• [PROBLEM TO SOLVE] Would you find each line in the entries below with the string "Edit" and copy it?
== == ==
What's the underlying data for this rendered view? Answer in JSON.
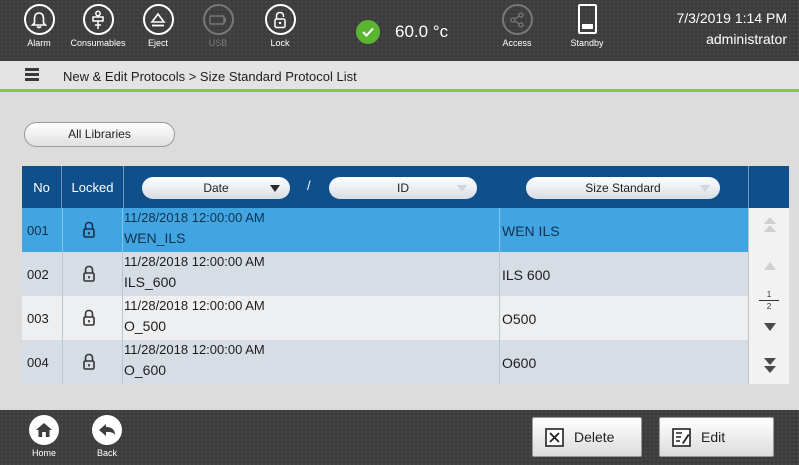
{
  "topbar": {
    "buttons": [
      {
        "label": "Alarm",
        "icon": "bell-icon",
        "enabled": true
      },
      {
        "label": "Consumables",
        "icon": "consumables-icon",
        "enabled": true
      },
      {
        "label": "Eject",
        "icon": "eject-icon",
        "enabled": true
      },
      {
        "label": "USB",
        "icon": "usb-icon",
        "enabled": false
      },
      {
        "label": "Lock",
        "icon": "lock-icon",
        "enabled": true
      }
    ],
    "temperature": {
      "value": "60.0",
      "unit": "°c",
      "status": "ok",
      "status_color": "#5cb531"
    },
    "access": {
      "label": "Access",
      "icon": "share-icon",
      "enabled": false
    },
    "standby": {
      "label": "Standby",
      "icon": "standby-icon"
    },
    "datetime": "7/3/2019 1:14 PM",
    "user": "administrator"
  },
  "breadcrumb": {
    "text": "New & Edit Protocols > Size Standard Protocol List",
    "accent_color": "#8cc63f"
  },
  "library_filter": {
    "label": "All Libraries"
  },
  "table": {
    "header_color": "#0f4f8c",
    "selected_color": "#41a5e2",
    "columns": {
      "no": "No",
      "locked": "Locked",
      "date": "Date",
      "separator": "/",
      "id": "ID",
      "size_standard": "Size Standard"
    },
    "rows": [
      {
        "no": "001",
        "date": "11/28/2018 12:00:00 AM",
        "id": "WEN_ILS",
        "size_standard": "WEN ILS",
        "locked": true,
        "selected": true
      },
      {
        "no": "002",
        "date": "11/28/2018 12:00:00 AM",
        "id": "ILS_600",
        "size_standard": "ILS 600",
        "locked": true,
        "selected": false
      },
      {
        "no": "003",
        "date": "11/28/2018 12:00:00 AM",
        "id": "O_500",
        "size_standard": "O500",
        "locked": true,
        "selected": false
      },
      {
        "no": "004",
        "date": "11/28/2018 12:00:00 AM",
        "id": "O_600",
        "size_standard": "O600",
        "locked": true,
        "selected": false
      }
    ],
    "pager": {
      "current": "1",
      "total": "2"
    }
  },
  "bottombar": {
    "home_label": "Home",
    "back_label": "Back",
    "delete_label": "Delete",
    "edit_label": "Edit"
  }
}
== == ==
• [SOLVED PROBLEM]
    "text": "New & Edit Protocols > Size Standard Protocol List",
    "edit_label": "Edit"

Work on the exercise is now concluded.